Natural disasters are a dramatic example of people living in conflict with the environment. Early predictions and warnings are essential for the reduction of property damage and loss of life. Because landslides occur frequently and can represent some of the most destructive forces on earth, it is imperative to have a good understanding as to what causes them and how people can either help prevent them from occurring or simply avoid them when they do occur. Sustainable land management and development is also an essential key to reducing the negative impacts felt by landslides.
GIS offers a superior method for landslide analysis because it allows one to capture, store, manipulate, analyze, and display large amounts of data quickly and effectively. Because so many variables are involved, it is important to be able to overlay the many layers of data to develop a full and accurate portrayal of what is taking place on the Earth's surface. Researchers need to know which variables are the most important factors that trigger landslides in any given location. Using GIS, extremely detailed maps can be generated to show past events and likely future events which have the potential to save lives, property, and money.
Since the ‘90s, GIS have been also successfully used in conjunction to decision support systems, to show on a map real-time risk evaluations based on monitoring data gathered in the area of the Val Pola disaster (Italy).
Main article: List of landslides
Evidence of past landslides has been detected on many bodies in the solar system, but since most observations are made by probes that only observe for a limited time and most bodies in the solar system appear to be geologically inactive not many landslides are known to have happened in recent times.
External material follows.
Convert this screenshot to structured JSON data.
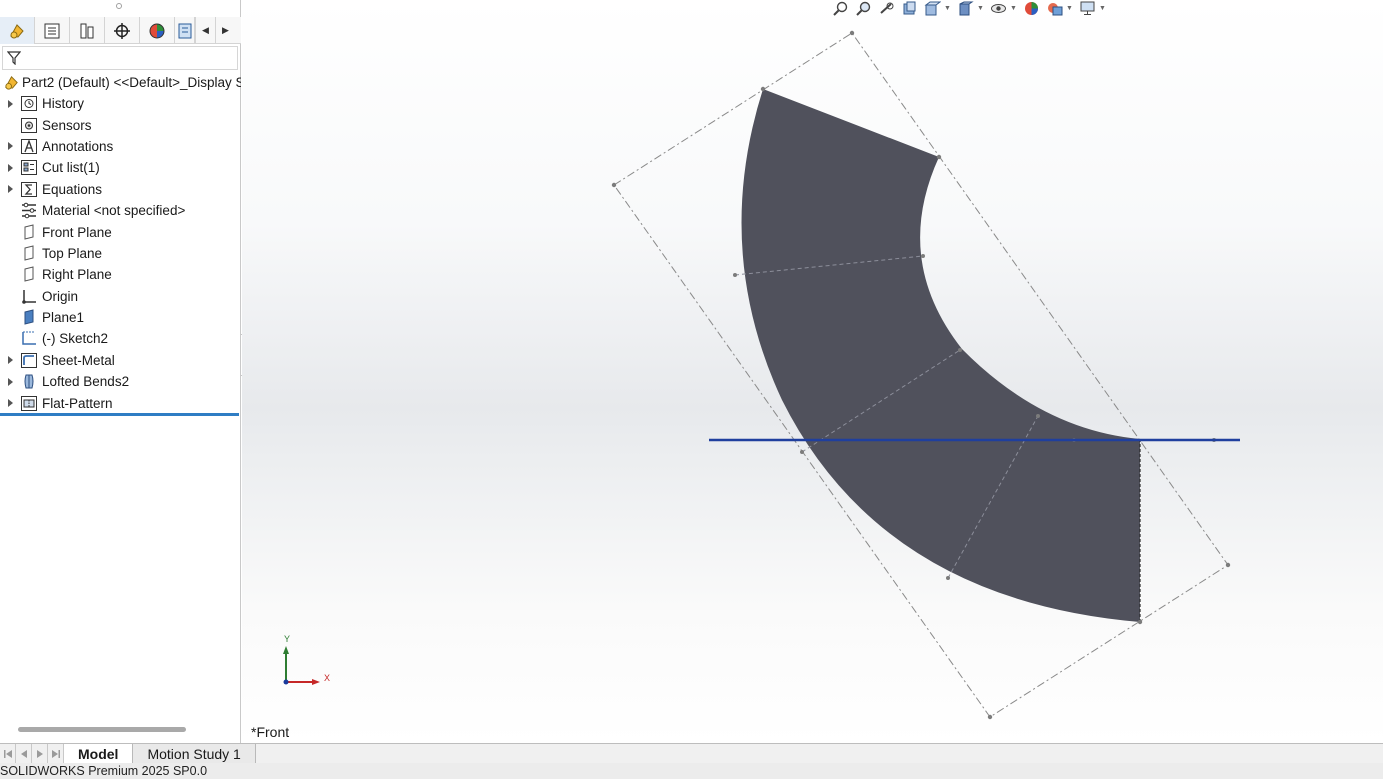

Both Venus and Mars have been subject to long-term mapping by orbiting satellites, and examples of landslides have been observed on both planets.
Main article: Landslide mitigation